To overcome burnout as a student, set reasonable goals. Write a to-do list each day of assignments that need to get done and note their due dates. Use daily reminders and calendars to stay motivated to achieve deadlines. Set aside time and pencil in time to practice mindfulness. Time away from your obligations is just as important as time spent fulfilling your obligations. Practice self-care to reduce stress and let your mind relax. Celebrate small wins along the way and keep the end goal in mind.
How to overcome prevent/burnout from working out
If you overtrain and don’t allow your body to fully recover, you are likely to experience workout burnout. Also, if you stay with the same routine over a long period of time, boredom will kick in. If you overtrain, you are more susceptible to injuries that can take you out of your routine and make it harder to “jump back in.” Setting fitness goals that are realistic for your age, level of condition and work/personal schedule is critical. Many athletes or “weekend warriors” feel guilty if they take a break from training. It is wise to take off two days a week. There is a reason for the term “stress fracture.” While weight training is great for improving bone density and high-impact workouts are excellent for cardio, your bones get stressed, and in turn that can lead to fractures. Don’t obsess over numbers, reps, inches etc. Focus more on how you feel after the workout mentally and physically. Switch up your workouts so that you don’t reach an exercise plateau. If you need to, get a fitness buddy, change your workout environment, the music you listen to or treat yourself to some new workout gear.

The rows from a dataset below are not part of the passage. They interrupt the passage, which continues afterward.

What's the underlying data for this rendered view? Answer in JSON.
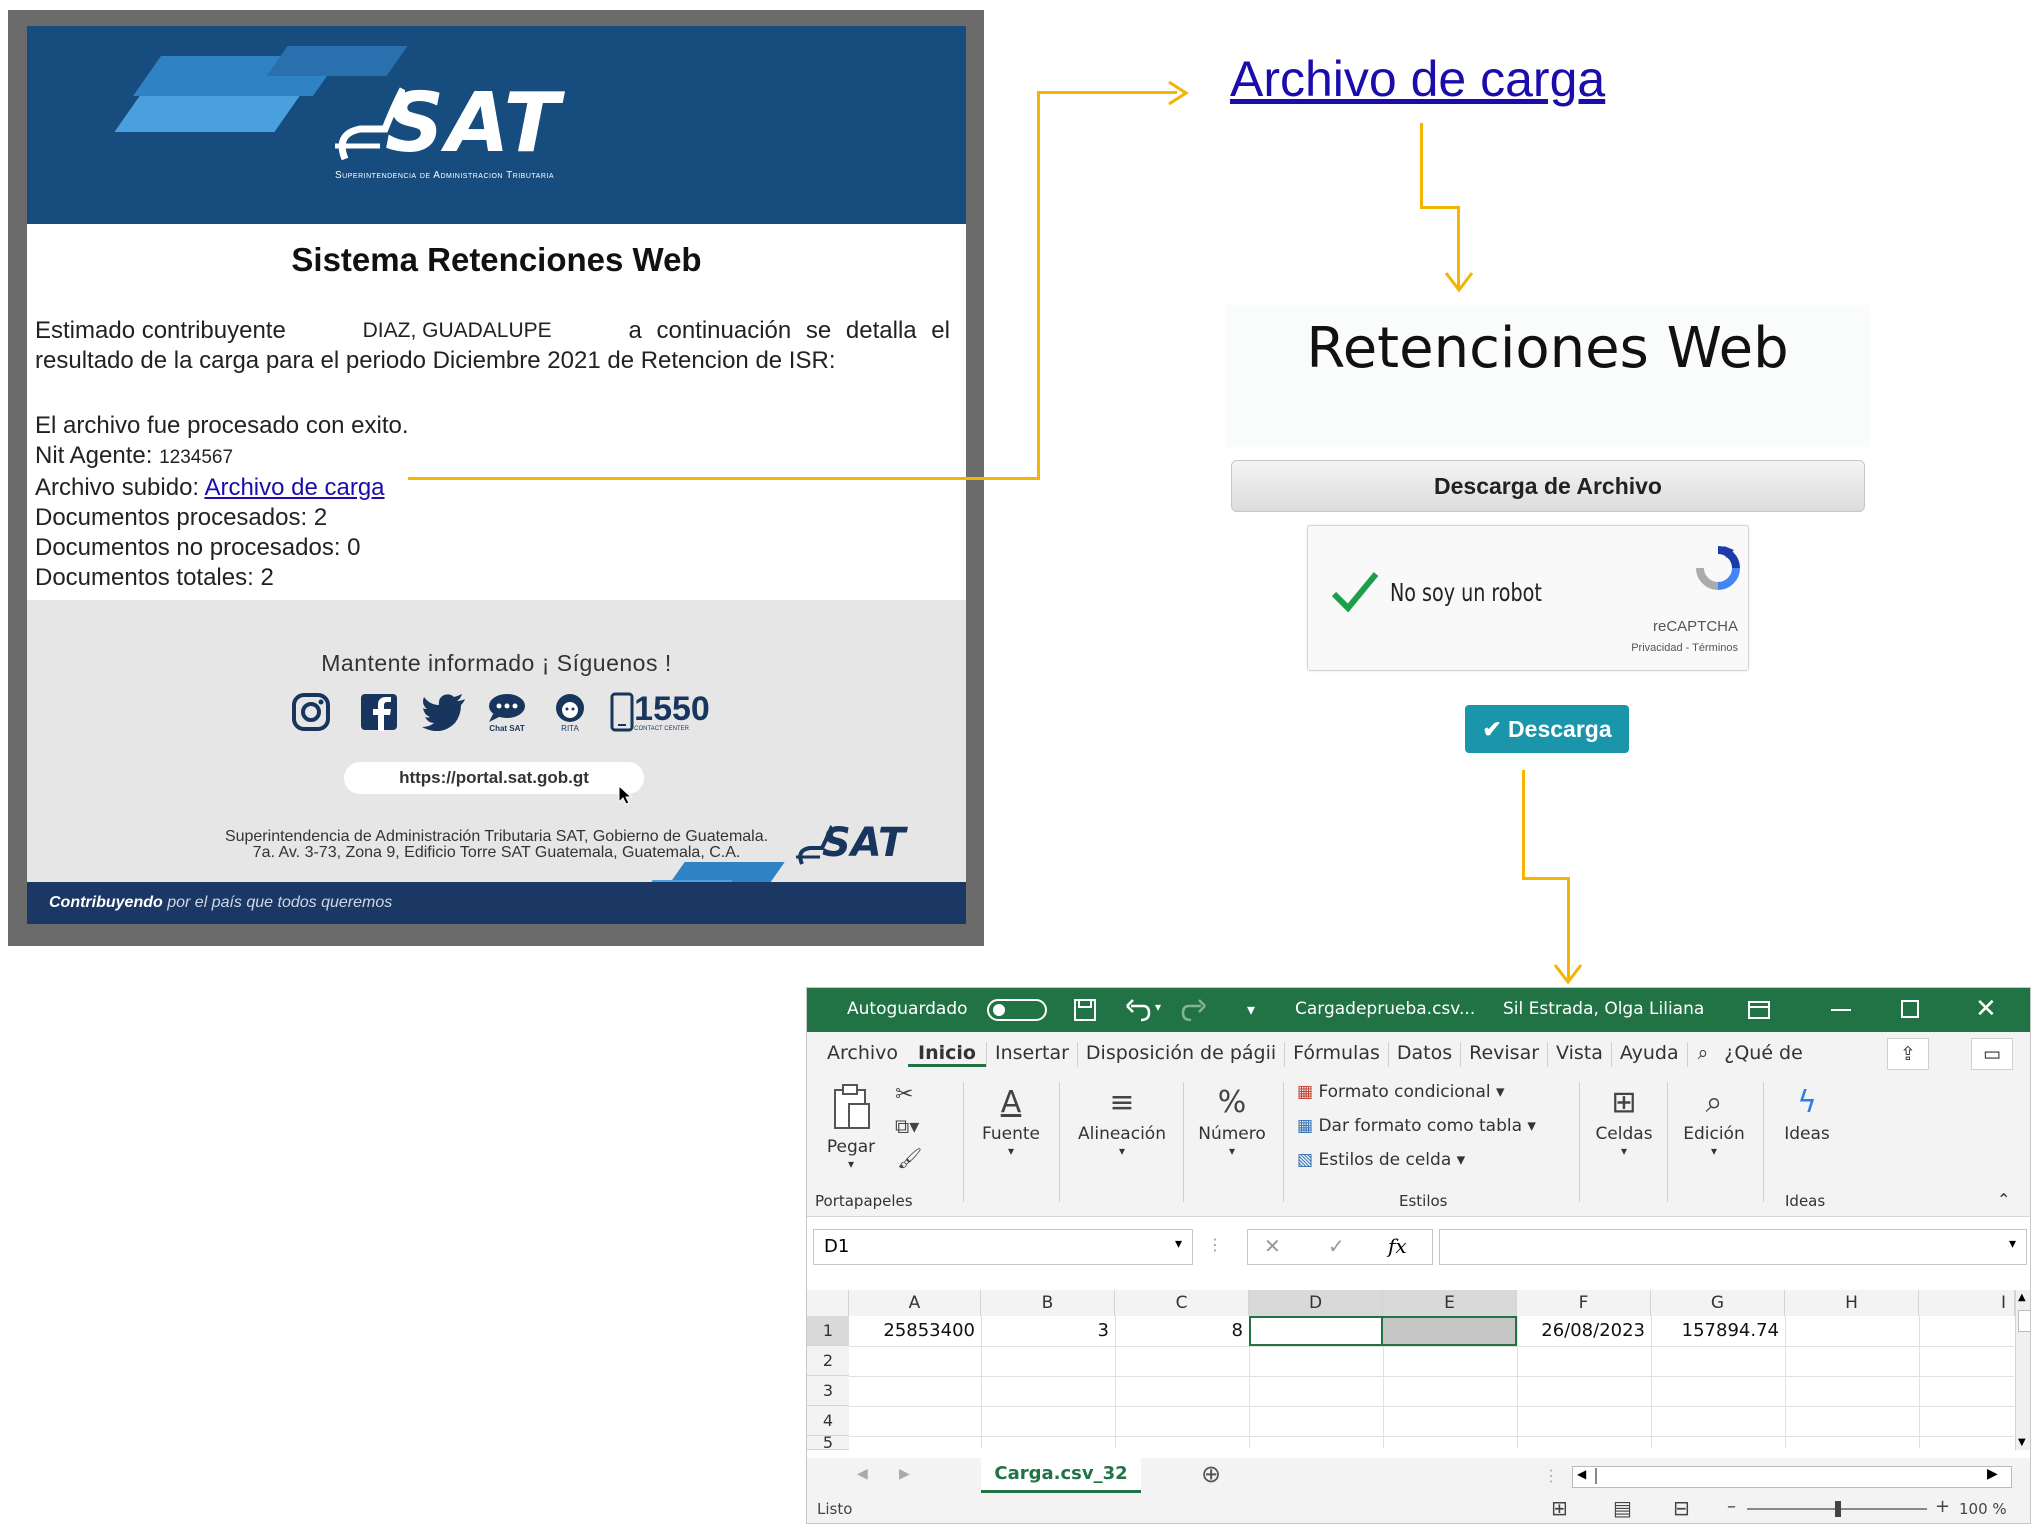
{
  "email": {
    "logo_text": "SAT",
    "logo_subtitle": "Superintendencia de Administracion Tributaria",
    "title": "Sistema Retenciones Web",
    "greeting_prefix": "Estimado contribuyente",
    "contributor_name": "DIAZ, GUADALUPE",
    "greeting_suffix": "a continuación se detalla el",
    "line2": "resultado de la carga para el periodo Diciembre 2021 de Retencion de ISR:",
    "processed_msg": "El archivo fue procesado con exito.",
    "nit_label": "Nit Agente:",
    "nit_value": "1234567",
    "file_label": "Archivo subido:",
    "file_link": "Archivo de carga",
    "docs_processed": "Documentos procesados: 2",
    "docs_not_processed": "Documentos no procesados: 0",
    "docs_total": "Documentos totales: 2",
    "footer_follow": "Mantente informado ¡ Síguenos !",
    "chat_label": "Chat SAT",
    "rita_label": "RITA",
    "contact_number": "1550",
    "contact_label": "CONTACT CENTER",
    "portal_url": "https://portal.sat.gob.gt",
    "address_line1": "Superintendencia de Administración Tributaria SAT, Gobierno de Guatemala.",
    "address_line2": "7a. Av. 3-73, Zona 9, Edificio Torre SAT Guatemala, Guatemala, C.A.",
    "tagline_bold": "Contribuyendo",
    "tagline_rest": "por el país que todos queremos"
  },
  "link_heading": "Archivo de carga",
  "retenciones": {
    "title": "Retenciones Web",
    "header": "Descarga de Archivo",
    "captcha_label": "No soy un robot",
    "captcha_brand": "reCAPTCHA",
    "captcha_links": "Privacidad - Términos",
    "download_button": "✔ Descarga"
  },
  "excel": {
    "autosave_label": "Autoguardado",
    "filename": "Cargadeprueba.csv...",
    "user": "Sil Estrada, Olga Liliana",
    "tabs": [
      "Archivo",
      "Inicio",
      "Insertar",
      "Disposición de págii",
      "Fórmulas",
      "Datos",
      "Revisar",
      "Vista",
      "Ayuda",
      "¿Qué de"
    ],
    "active_tab": "Inicio",
    "ribbon": {
      "paste": "Pegar",
      "clipboard_group": "Portapapeles",
      "font": "Fuente",
      "alignment": "Alineación",
      "number": "Número",
      "cond_format": "Formato condicional",
      "table_format": "Dar formato como tabla",
      "cell_styles": "Estilos de celda",
      "styles_group": "Estilos",
      "cells": "Celdas",
      "editing": "Edición",
      "ideas": "Ideas",
      "ideas_group": "Ideas"
    },
    "name_box": "D1",
    "fx_label": "fx",
    "columns": [
      "A",
      "B",
      "C",
      "D",
      "E",
      "F",
      "G",
      "H",
      "I"
    ],
    "rows": [
      "1",
      "2",
      "3",
      "4",
      "5"
    ],
    "row1": {
      "A": "25853400",
      "B": "3",
      "C": "8",
      "D": "",
      "E": "",
      "F": "26/08/2023",
      "G": "157894.74",
      "H": ""
    },
    "sheet_tab": "Carga.csv_32",
    "status": "Listo",
    "zoom": "100 %"
  }
}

About Haley Perlus
Dr. Haley Perlus knows what it takes to overcome barriers and achieve peak performance. As an elite alpine ski racer, she competed and trained with the best in the world, pushing herself to the limits time and time again. Now, with a Ph.D. in sport psychology, Haley continues to push boundaries and drive peak performance, helping athletes and Fortune 100 executives reach their goals.
Haley works with individuals and teams to manage and expand their energy capacity while increasing resilience, focus and drive. Dr. Perlus is a highly sought-after keynote speaker, professor, author, and consultant to Division I athletes. She has spoken at many events some of which include VISTAGE, Tec Canada, Elite Fitness and Performance Summit, and Trilogy Athletes. She is an adjunct professor at the University of Colorado lecturing on applied sport and exercise psychology at the graduate level. She has authored several books including The Ultimate Achievement Journal and The Inside Drive and her articles have been featured in publications such as Thrive Magazine, Fitness Magazine, IDEA Fitness Journal, EpicTimes, Telluride Inside, MyVega, and BeachBody®.
Dr. Perlus earned her Ph.D. at the University of Northern Colorado with an emphasis on the social psychology of sport and physical activity, her MS at the University of Florida in sport pedagogy, and her bachelor’s degree at the University of Western Ontario in kinesiology. Haley loves both water and snow skiing, and hiking. Her favorite meal is anything that requires only chopping or blending.